Exercise requirements –
Set down each record exactly as written.
/---
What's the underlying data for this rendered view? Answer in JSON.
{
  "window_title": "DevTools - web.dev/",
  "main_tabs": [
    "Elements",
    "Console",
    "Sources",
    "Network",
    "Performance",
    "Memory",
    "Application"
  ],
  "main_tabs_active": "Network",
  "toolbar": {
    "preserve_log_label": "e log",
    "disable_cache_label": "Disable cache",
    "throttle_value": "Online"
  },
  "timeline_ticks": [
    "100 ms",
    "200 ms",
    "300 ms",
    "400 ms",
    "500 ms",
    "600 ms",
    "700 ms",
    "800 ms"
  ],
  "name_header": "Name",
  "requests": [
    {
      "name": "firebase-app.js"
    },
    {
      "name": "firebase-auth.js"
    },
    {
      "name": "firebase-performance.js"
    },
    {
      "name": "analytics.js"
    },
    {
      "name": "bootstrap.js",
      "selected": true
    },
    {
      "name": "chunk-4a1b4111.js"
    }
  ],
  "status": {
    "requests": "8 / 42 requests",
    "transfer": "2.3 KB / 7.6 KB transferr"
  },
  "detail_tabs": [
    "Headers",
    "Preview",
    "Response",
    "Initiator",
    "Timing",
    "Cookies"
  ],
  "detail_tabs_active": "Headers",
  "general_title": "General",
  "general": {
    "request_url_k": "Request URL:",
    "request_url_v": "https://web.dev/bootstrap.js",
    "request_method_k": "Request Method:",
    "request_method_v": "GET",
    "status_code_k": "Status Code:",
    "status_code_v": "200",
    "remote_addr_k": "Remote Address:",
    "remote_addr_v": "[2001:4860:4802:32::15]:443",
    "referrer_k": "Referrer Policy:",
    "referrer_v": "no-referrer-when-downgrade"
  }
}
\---
Task result –
What's the underlying data for this rendered view? Answer in JSON.
{
  "window_title": "DevTools - web.dev/",
  "main_tabs": [
    "Elements",
    "Console",
    "Sources",
    "Network",
    "Performance",
    "Memory",
    "Application"
  ],
  "main_tabs_active": "Network",
  "toolbar": {
    "preserve_log_label": "e log",
    "disable_cache_label": "Disable cache",
    "throttle_value": "Online"
  },
  "timeline_ticks": [
    "100 ms",
    "200 ms",
    "300 ms",
    "400 ms",
    "500 ms",
    "600 ms",
    "700 ms",
    "800 ms"
  ],
  "name_header": "Name",
  "requests": [
    {
      "name": "firebase-app.js"
    },
    {
      "name": "firebase-auth.js"
    },
    {
      "name": "firebase-performance.js"
    },
    {
      "name": "analytics.js"
    },
    {
      "name": "bootstrap.js",
      "selected": true
    },
    {
      "name": "chunk-4a1b4111.js"
    }
  ],
  "status": {
    "requests": "8 / 42 requests",
    "transfer": "2.3 KB / 7.6 KB transferr"
  },
  "detail_tabs": [
    "Headers",
    "Preview",
    "Response",
    "Initiator",
    "Timing",
    "Cookies"
  ],
  "detail_tabs_active": "Headers",
  "general_title": "General",
  "general": {
    "request_url_k": "Request URL:",
    "request_url_v": "https://web.dev/bootstrap.js",
    "request_method_k": "Request Method:",
    "request_method_v": "GET",
    "status_code_k": "Status Code:",
    "status_code_v": "200",
    "remote_addr_k": "Remote Address:",
    "remote_addr_v": "[2001:4860:4802:32::15]:443",
    "referrer_k": "Referrer Policy:",
    "referrer_v": "no-referrer-when-downgrade"
  }
}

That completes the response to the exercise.